Objectives: We report a patient with end-stage renal disease who presented with recurrent anaphylaxis after receiving heparin during haemodialysis. The underlying aetiology was obscured by the initiation of haemodialysis with its known anaphylactic-like side-effects. The diagnosis of hypersensitivity to heparin was confirmed by the clinical picture, positive skin tests and elevated serum tryptase levels.
Materials and methods: We performed prick and intradermal skin tests with heparin, enoxaparin and danaparoid heparinoid. Total and mature tryptase levels were measured in serum by ELISAs at 1, 24 and 36 h following the reaction.
Results: An elevated mature tryptase level was found at 1 h, which returned to normal levels at 24 and 36 h. A high total tryptase level was detected at 1 h, but remained somewhat elevated at 24 h. Prick tests were negative with the three compounds. Intradermal skin tests with heparin and enoxaparin were both positive, while with danaparoid negative. Following negative skin test results, danaparoid was used as an anticoagulant during dialysis for the next 3 years without any adverse effects.
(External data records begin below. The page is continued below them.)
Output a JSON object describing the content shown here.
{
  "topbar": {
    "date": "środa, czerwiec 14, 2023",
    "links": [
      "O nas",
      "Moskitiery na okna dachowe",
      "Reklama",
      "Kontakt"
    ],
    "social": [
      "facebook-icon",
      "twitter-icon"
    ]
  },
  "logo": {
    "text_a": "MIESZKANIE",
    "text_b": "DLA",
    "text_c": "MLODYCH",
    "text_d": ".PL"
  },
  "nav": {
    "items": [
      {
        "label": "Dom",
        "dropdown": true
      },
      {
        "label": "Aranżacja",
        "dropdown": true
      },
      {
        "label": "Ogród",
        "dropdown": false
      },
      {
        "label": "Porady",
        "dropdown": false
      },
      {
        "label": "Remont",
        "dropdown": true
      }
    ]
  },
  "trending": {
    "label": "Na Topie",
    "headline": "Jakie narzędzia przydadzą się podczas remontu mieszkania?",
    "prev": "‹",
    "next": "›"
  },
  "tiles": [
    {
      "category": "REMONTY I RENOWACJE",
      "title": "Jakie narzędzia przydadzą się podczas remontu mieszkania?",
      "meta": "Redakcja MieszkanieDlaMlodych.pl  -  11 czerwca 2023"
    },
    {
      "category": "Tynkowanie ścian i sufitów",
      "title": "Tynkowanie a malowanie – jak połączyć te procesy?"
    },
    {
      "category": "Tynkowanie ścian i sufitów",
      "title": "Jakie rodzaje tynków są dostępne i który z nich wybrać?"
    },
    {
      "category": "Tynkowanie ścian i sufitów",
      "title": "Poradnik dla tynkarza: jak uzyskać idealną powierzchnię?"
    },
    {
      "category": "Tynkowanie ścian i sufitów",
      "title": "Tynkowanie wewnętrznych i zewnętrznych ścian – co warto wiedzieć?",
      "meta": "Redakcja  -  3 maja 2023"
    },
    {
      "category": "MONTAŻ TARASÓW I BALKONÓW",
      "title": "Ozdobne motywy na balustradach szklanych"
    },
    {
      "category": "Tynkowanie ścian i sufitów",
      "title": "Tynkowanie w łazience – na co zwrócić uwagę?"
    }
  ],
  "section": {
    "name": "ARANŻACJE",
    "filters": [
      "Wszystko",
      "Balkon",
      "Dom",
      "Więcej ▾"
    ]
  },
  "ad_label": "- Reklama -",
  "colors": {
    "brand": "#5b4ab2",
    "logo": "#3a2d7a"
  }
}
Conclusions: In conclusion, we report the first case of heparin-induced anaphylaxis confirmed by an elevated level of mature tryptase in serum. Following skin tests, the patient was treated with danaparoid during haemodialysis sessions three times a week without any adverse effects. Because of increasing use of heparin in daily medical practice, physicians should be aware of possible immediate hypersensitivity reactions to this medication and know how to diagnose and treat them.